Glass wall. Anne, meanwhile, fought a different battle. When she felt God calling her, at the age of 40, to a national Bible-teaching ministry (she prefers "teacher" over "preacher"), she bumped into strong and sometimes rude resistance from some in her Southern Baptist denomination who contend that the Bible–particularly the writings of St. Paul–bars women from the pulpit and other positions of authority in the church. At one gathering of ministers, she recalls, men in the audience turned their backs on her when she got up to speak. "It was like a glass wall went up, and I could just feel the hostility," she says. After the incident, she went home and studied the Bible and prayed. "I felt God was telling me, 'You're not accountable to your audience; you're accountable to me. Keep your focus on me.' . . . So it's their problem if they don't want a woman in the pulpit. I'm not going to give an account to the Southern Baptist hierarchy for my ministry." Even so, she says, she tries to keep her message geared mainly to women, the vast majority of her audiences at the gatherings she calls "Just-Give-Me-Jesus revivals," aimed, she says, at drawing Christian believers into a "deeper walk with the Lord." It is a ministry different from those of her father and brother, she says, who attempt to make converts of nonbelievers.

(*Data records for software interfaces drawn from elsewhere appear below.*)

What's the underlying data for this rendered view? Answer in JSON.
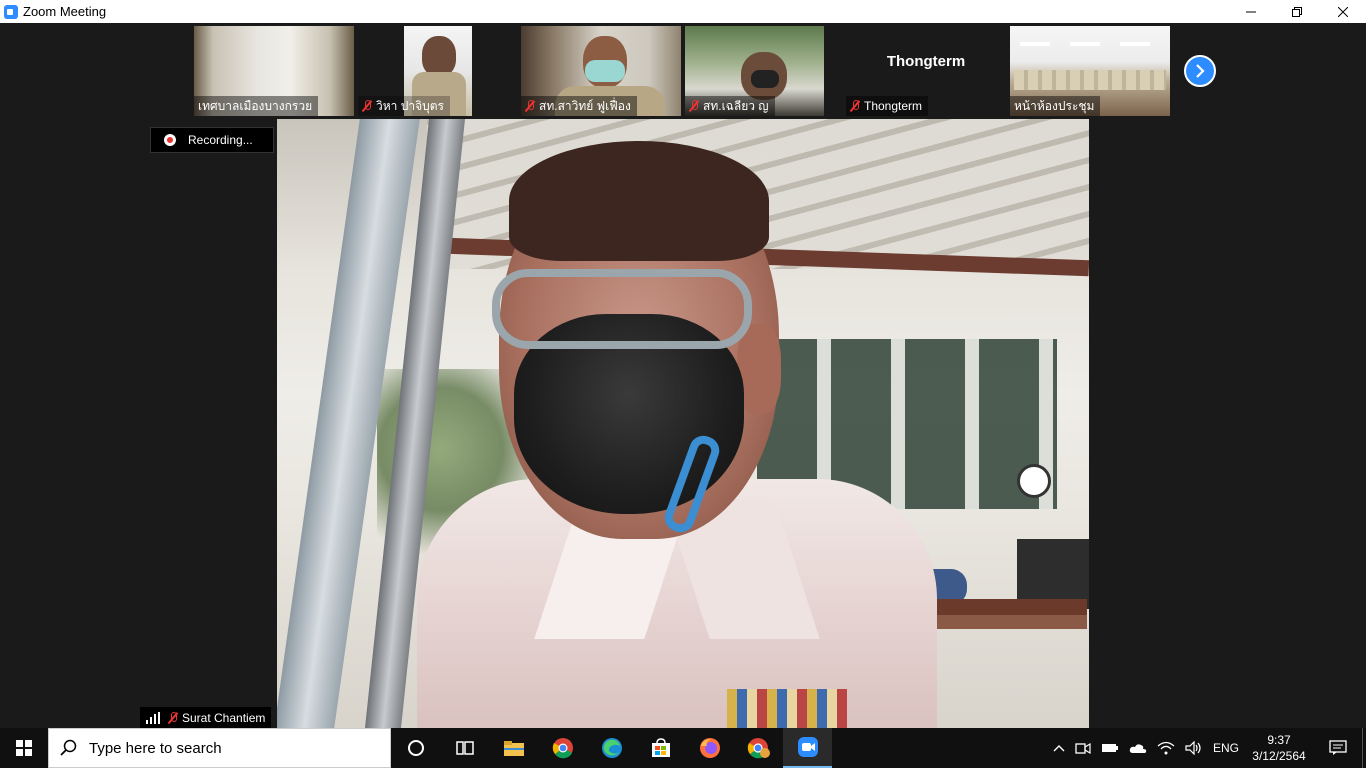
{
  "window": {
    "title": "Zoom Meeting"
  },
  "thumbnails": [
    {
      "name": "เทศบาลเมืองบางกรวย",
      "muted": false
    },
    {
      "name": "วิหา ปาจิบุตร",
      "muted": true
    },
    {
      "name": "สท.สาวิทย์  ฟูเฟื่อง",
      "muted": true
    },
    {
      "name": "สท.เฉลียว ญ",
      "muted": true
    },
    {
      "name": "Thongterm",
      "muted": true,
      "video_off_label": "Thongterm"
    },
    {
      "name": "หน้าห้องประชุม",
      "muted": false
    }
  ],
  "recording": {
    "label": "Recording..."
  },
  "active_speaker": {
    "name": "Surat Chantiem",
    "muted": true
  },
  "taskbar": {
    "search_placeholder": "Type here to search",
    "apps": [
      "cortana-icon",
      "task-view-icon",
      "file-explorer-icon",
      "chrome-icon",
      "edge-icon",
      "store-icon",
      "firefox-icon",
      "chrome-profile-icon",
      "zoom-icon"
    ],
    "language": "ENG",
    "time": "9:37",
    "date": "3/12/2564"
  },
  "colors": {
    "zoom_blue": "#2d8cff",
    "mute_red": "#e33333",
    "taskbar": "#101010"
  }
}
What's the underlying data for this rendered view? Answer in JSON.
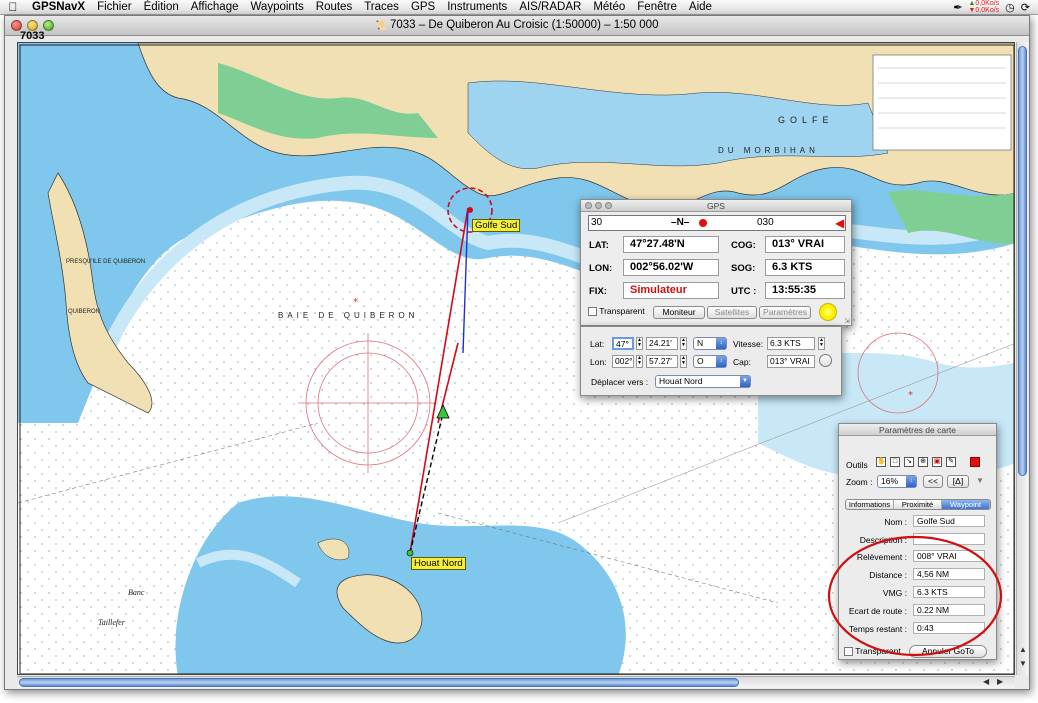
{
  "menubar": {
    "app_name": "GPSNavX",
    "items": [
      "Fichier",
      "Édition",
      "Affichage",
      "Waypoints",
      "Routes",
      "Traces",
      "GPS",
      "Instruments",
      "AIS/RADAR",
      "Météo",
      "Fenêtre",
      "Aide"
    ],
    "net_up": "0,0Ko/s",
    "net_down": "0,0Ko/s"
  },
  "window": {
    "title": "7033 – De Quiberon Au Croisic (1:50000) – 1:50 000",
    "chart_id": "7033"
  },
  "map": {
    "labels": {
      "wp_start": "Golfe Sud",
      "wp_end": "Houat Nord",
      "bay": "BAIE DE QUIBERON",
      "morbihan": "DU MORBIHAN",
      "golfe": "GOLFE",
      "peninsula": "PRESQU'ILE DE QUIBERON",
      "quiberon": "QUIBERON",
      "banc": "Banc",
      "taillefer": "Taillefer"
    },
    "colors": {
      "sea": "#7fc7ec",
      "shallow": "#c8e8f7",
      "land": "#f2e0b5",
      "marsh": "#7fcf95"
    }
  },
  "gps": {
    "title": "GPS",
    "compass": {
      "left": "30",
      "north": "N",
      "right": "030"
    },
    "lat_label": "LAT:",
    "lat": "47°27.48'N",
    "lon_label": "LON:",
    "lon": "002°56.02'W",
    "fix_label": "FIX:",
    "fix": "Simulateur",
    "cog_label": "COG:",
    "cog": "013° VRAI",
    "sog_label": "SOG:",
    "sog": "6.3 KTS",
    "utc_label": "UTC :",
    "utc": "13:55:35",
    "transparent_label": "Transparent",
    "btn_monitor": "Moniteur",
    "btn_satellites": "Satellites",
    "btn_params": "Paramètres"
  },
  "sim": {
    "lat_label": "Lat:",
    "lat_deg": "47°",
    "lat_min": "24.21'",
    "lat_hemi": "N",
    "lon_label": "Lon:",
    "lon_deg": "002°",
    "lon_min": "57.27'",
    "lon_hemi": "O",
    "speed_label": "Vitesse:",
    "speed": "6.3 KTS",
    "cap_label": "Cap:",
    "cap": "013° VRAI",
    "move_label": "Déplacer vers :",
    "move_value": "Houat Nord"
  },
  "params": {
    "title": "Paramètres de carte",
    "tools_label": "Outils",
    "zoom_label": "Zoom :",
    "zoom_value": "16%",
    "btn_back": "<<",
    "btn_delta": "[Δ]",
    "tabs": [
      "Informations",
      "Proximité",
      "Waypoint"
    ],
    "rows": [
      {
        "label": "Nom :",
        "value": "Golfe Sud"
      },
      {
        "label": "Description :",
        "value": ""
      },
      {
        "label": "Relèvement :",
        "value": "008° VRAI"
      },
      {
        "label": "Distance :",
        "value": "4,56 NM"
      },
      {
        "label": "VMG :",
        "value": "6.3 KTS"
      },
      {
        "label": "Ecart de route :",
        "value": "0.22 NM"
      },
      {
        "label": "Temps restant :",
        "value": "0:43"
      }
    ],
    "transparent_label": "Transparent",
    "btn_cancel_goto": "Annuler GoTo"
  }
}
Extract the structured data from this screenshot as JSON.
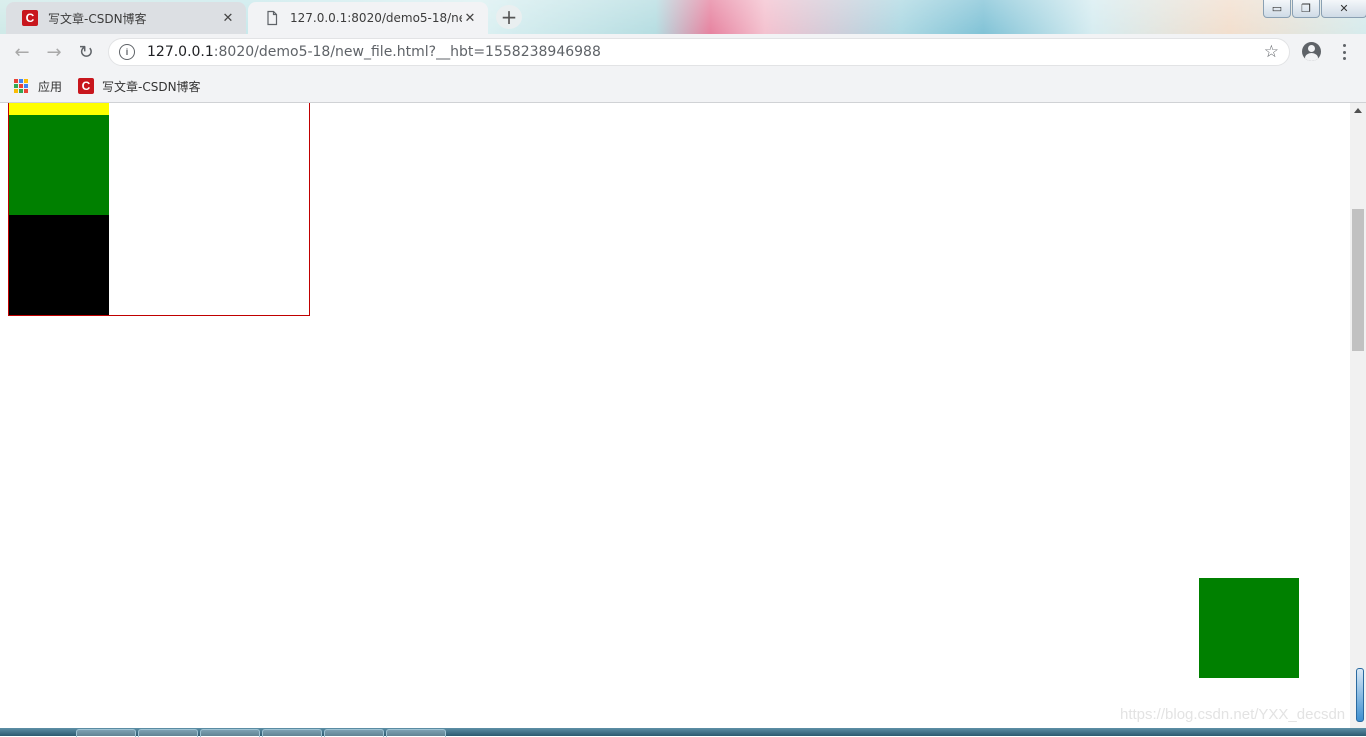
{
  "browser": {
    "tabs": [
      {
        "title": "写文章-CSDN博客",
        "favicon": "csdn-logo",
        "favicon_letter": "C",
        "close_glyph": "✕",
        "active": false
      },
      {
        "title": "127.0.0.1:8020/demo5-18/new_file.html?__hbt=1558238946988",
        "favicon": "page-icon",
        "close_glyph": "✕",
        "active": true
      }
    ],
    "new_tab_glyph": "+",
    "window_controls": {
      "minimize": "▭",
      "restore": "❐",
      "close": "✕"
    }
  },
  "toolbar": {
    "back_glyph": "←",
    "forward_glyph": "→",
    "reload_glyph": "↻",
    "info_glyph": "i",
    "url_host": "127.0.0.1",
    "url_rest": ":8020/demo5-18/new_file.html?__hbt=1558238946988",
    "star_glyph": "☆"
  },
  "bookmarks": [
    {
      "label": "应用",
      "icon": "apps-grid-icon"
    },
    {
      "label": "写文章-CSDN博客",
      "icon": "csdn-logo",
      "icon_letter": "C"
    }
  ],
  "page": {
    "colors": {
      "border": "#c00000",
      "yellow": "#ffff00",
      "green": "#008000",
      "black": "#000000"
    },
    "watermark": "https://blog.csdn.net/YXX_decsdn"
  }
}
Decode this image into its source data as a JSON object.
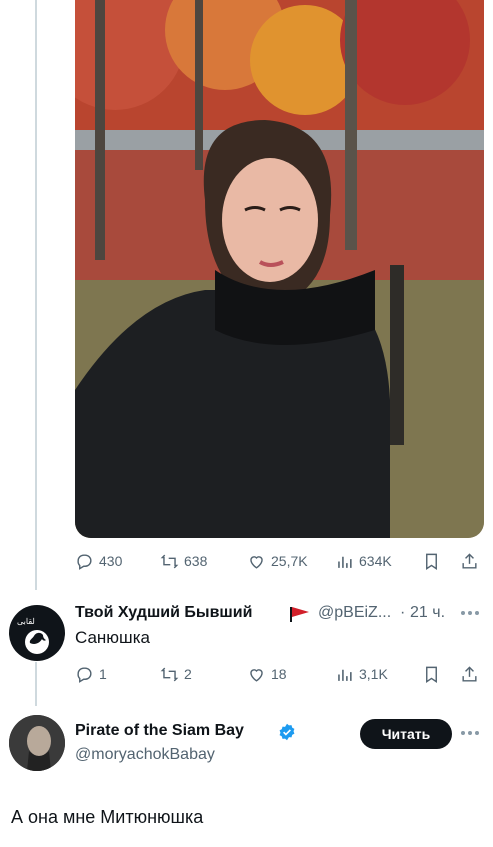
{
  "main_tweet": {
    "stats": {
      "replies": "430",
      "reposts": "638",
      "likes": "25,7K",
      "views": "634K"
    }
  },
  "reply": {
    "author_name": "Твой Худший Бывший",
    "handle": "@pBEiZ...",
    "separator": "·",
    "time": "21 ч.",
    "text": "Санюшка",
    "avatar_label": "لقابی",
    "stats": {
      "replies": "1",
      "reposts": "2",
      "likes": "18",
      "views": "3,1K"
    }
  },
  "profile": {
    "name": "Pirate of the Siam Bay",
    "handle": "@moryachokBabay",
    "follow_label": "Читать"
  },
  "caption": "А она мне Митюнюшка",
  "colors": {
    "verified": "#1d9bf0",
    "flag": "#d11f2a",
    "text_secondary": "#536471",
    "thread_line": "#cfd9de"
  }
}
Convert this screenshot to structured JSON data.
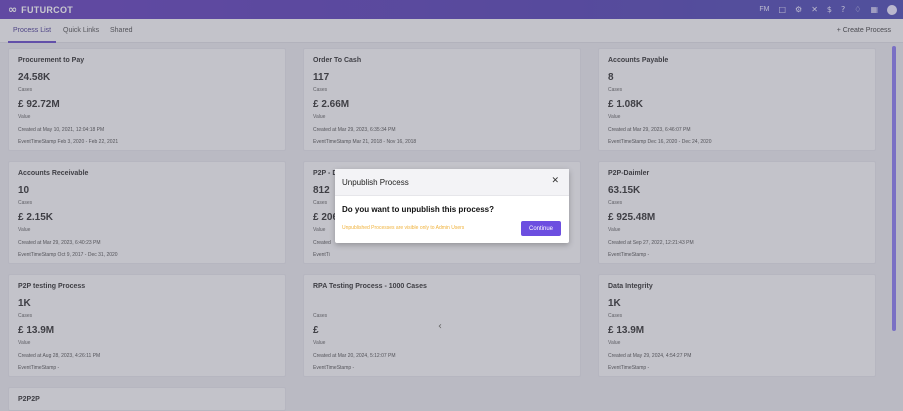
{
  "app": {
    "logo_mark": "∞",
    "name": "FUTURCOT"
  },
  "topbar": {
    "user_initials": "FM",
    "icons": [
      "document-icon",
      "settings-icon",
      "tools-icon",
      "dollar-icon",
      "help-icon",
      "bell-icon",
      "apps-icon",
      "user-icon"
    ]
  },
  "tabs": [
    {
      "label": "Process List",
      "active": true
    },
    {
      "label": "Quick Links",
      "active": false
    },
    {
      "label": "Shared",
      "active": false
    }
  ],
  "create_label": "+ Create Process",
  "cases_label": "Cases",
  "value_label": "Value",
  "cards": [
    {
      "title": "Procurement to Pay",
      "cases": "24.58K",
      "value": "£ 92.72M",
      "created": "Created at May 10, 2021, 12:04:18 PM",
      "event_ts": "EventTimeStamp Feb 3, 2020 - Feb 22, 2021"
    },
    {
      "title": "Order To Cash",
      "cases": "117",
      "value": "£ 2.66M",
      "created": "Created at Mar 29, 2023, 6:35:34 PM",
      "event_ts": "EventTimeStamp Mar 21, 2018 - Nov 16, 2018"
    },
    {
      "title": "Accounts Payable",
      "cases": "8",
      "value": "£ 1.08K",
      "created": "Created at Mar 29, 2023, 6:46:07 PM",
      "event_ts": "EventTimeStamp Dec 16, 2020 - Dec 24, 2020"
    },
    {
      "title": "Accounts Receivable",
      "cases": "10",
      "value": "£ 2.15K",
      "created": "Created at Mar 29, 2023, 6:40:23 PM",
      "event_ts": "EventTimeStamp Oct 9, 2017 - Dec 31, 2020"
    },
    {
      "title": "P2P - D",
      "cases": "812",
      "value": "£ 206",
      "created": "Created",
      "event_ts": "EventTi"
    },
    {
      "title": "P2P-Daimler",
      "cases": "63.15K",
      "value": "£ 925.48M",
      "created": "Created at Sep 27, 2022, 12:21:43 PM",
      "event_ts": "EventTimeStamp -"
    },
    {
      "title": "P2P testing Process",
      "cases": "1K",
      "value": "£ 13.9M",
      "created": "Created at Aug 28, 2023, 4:26:11 PM",
      "event_ts": "EventTimeStamp -"
    },
    {
      "title": "RPA Testing Process - 1000 Cases",
      "cases": "",
      "value": "£",
      "created": "Created at Mar 20, 2024, 5:12:07 PM",
      "event_ts": "EventTimeStamp -"
    },
    {
      "title": "Data Integrity",
      "cases": "1K",
      "value": "£ 13.9M",
      "created": "Created at May 29, 2024, 4:54:27 PM",
      "event_ts": "EventTimeStamp -"
    },
    {
      "title": "P2P2P",
      "cases": "",
      "value": "",
      "created": "",
      "event_ts": ""
    }
  ],
  "carousel_chevron": "‹",
  "modal": {
    "title": "Unpublish Process",
    "close_glyph": "✕",
    "question": "Do you want to unpublish this process?",
    "note": "Unpublished Processes are visible only to Admin Users",
    "continue_label": "Continue"
  }
}
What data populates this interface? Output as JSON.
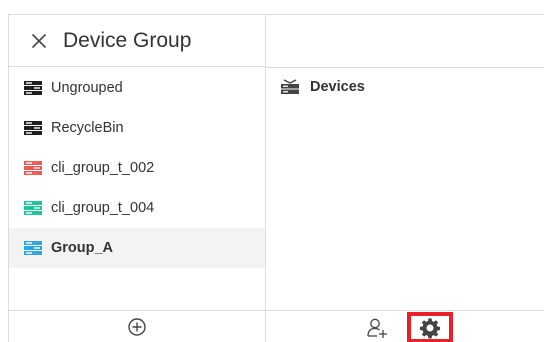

Both Franklin and Anne say they support each other's ministries but plan to keep their organizations separate and apart from their father's even after he is gone. In the meantime, while his own ministry winds down, Graham's organization is stepping up its efforts to ensure that his mission continues to flourish. "We are living in an age of great spiritual hunger," Graham said during a recent groundbreaking for a new headquarters in Charlotte, N.C., "and I believe that this place is going to be a center for proclaiming the gospel throughout the world." Under his son's leadership, Graham said, "we are developing a much larger and deeper vision for the future. . . . That could mean some of our best years are ahead of us." Already, during the past decade, his organization has held conferences in over 180 countries to recruit and equip evangelists to replicate his ministry. Such efforts are expected to multiply.
Not that Graham assumes he will see this come to pass. On that night in Dallas, he spoke of the death of a friend–and of his own mortality. "You can read the last chapter of the book of Ecclesiastes," he said. "It'll tell you exactly how you'll feel when you get old. . . . I have the same feelings described by the writer of that chapter. There's a loneliness, in a way. There's a certainty that in this life not many more days lie ahead–or months. But I'm not–I'd like to have nothing more except to go to heaven," he said, looking to an opening in the stadium roof. "I'm looking forward to it. I think there'll be a hole up there somewhere, and we'll go right out."
By Jeffery L. Sheler